Indonesia's Warjiyo Says There Is Room to Ease But Watching Fedby
The pace of Federal Reserve interest rate hikes will be a key factor for whether or not Indonesia’s central bank adjusts policy over coming months, deputy governor Perry Warjiyo said.
“Our communication is clear and our signal is clear,” Warjiyo said in an interview in Washington. “We are holding our policy rate unchanged even though we have room for monetary easing from the domestic perspective, but we need to take into account global events such as increases in the Fed’s fund rate.”
The central bank left its benchmark interest rate unchanged this week as policy makers keep their focus on managing price pressures and bolstering the currency of Southeast Asia’s biggest economy.
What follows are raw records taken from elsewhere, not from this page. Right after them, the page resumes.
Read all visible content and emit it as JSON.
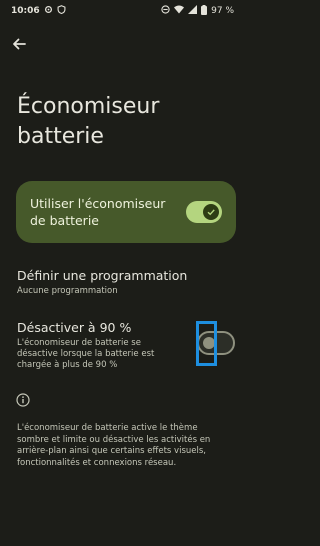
{
  "status_bar": {
    "time": "10:06",
    "battery_percent": "97 %",
    "left_icons": [
      "settings-icon",
      "shield-icon"
    ],
    "right_icons": [
      "dnd-icon",
      "wifi-icon",
      "signal-icon",
      "battery-icon"
    ]
  },
  "header": {
    "title": "Économiseur batterie"
  },
  "main_toggle": {
    "label": "Utiliser l'économiseur de batterie",
    "on": true
  },
  "schedule": {
    "title": "Définir une programmation",
    "subtitle": "Aucune programmation"
  },
  "auto_off": {
    "title": "Désactiver à 90 %",
    "subtitle": "L'économiseur de batterie se désactive lorsque la batterie est chargée à plus de 90 %",
    "on": false
  },
  "footer": {
    "text": "L'économiseur de batterie active le thème sombre et limite ou désactive les activités en arrière-plan ainsi que certains effets visuels, fonctionnalités et connexions réseau."
  },
  "colors": {
    "background": "#1c1d18",
    "card": "#46592a",
    "accent": "#b4d57f",
    "focus": "#1e8fe0"
  }
}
Governor Agus Martowardojo and his board held the seven-day reverse repurchase rate at 4.75 percent on Thursday, as forecast by all 24 economists surveyed by Bloomberg. The bank lowered rates six times last year, with the last move in October.
“We are directing our monetary policy for stability,” Warjiyo said.
While consumer prices rose at a slower pace than economists predicted in March, inflation is set to pick up this year. The transmission of monetary policy is slower as banks become more conservative, it said.
Slowing private consumption means that first quarter growth is seen being below expectations, the central bank said this week, but this was expected to pick up in the second quarter, driven by exports and domestic consumption.
Higher U.S. interest rates impact emerging nations such as Indonesia by luring capital away and driving up the cost of dollar borrowing.
While Warjiyo is upbeat on the outlook for global growth, he said governments should resist efforts to shrink trade imbalances through imposing new tariffs or erecting other barriers.
“We need open trade to drive our economic growth, that’s why we continue to work through multilateralism and open trade,” he said. “Open trade is a key driver for global economic growth.”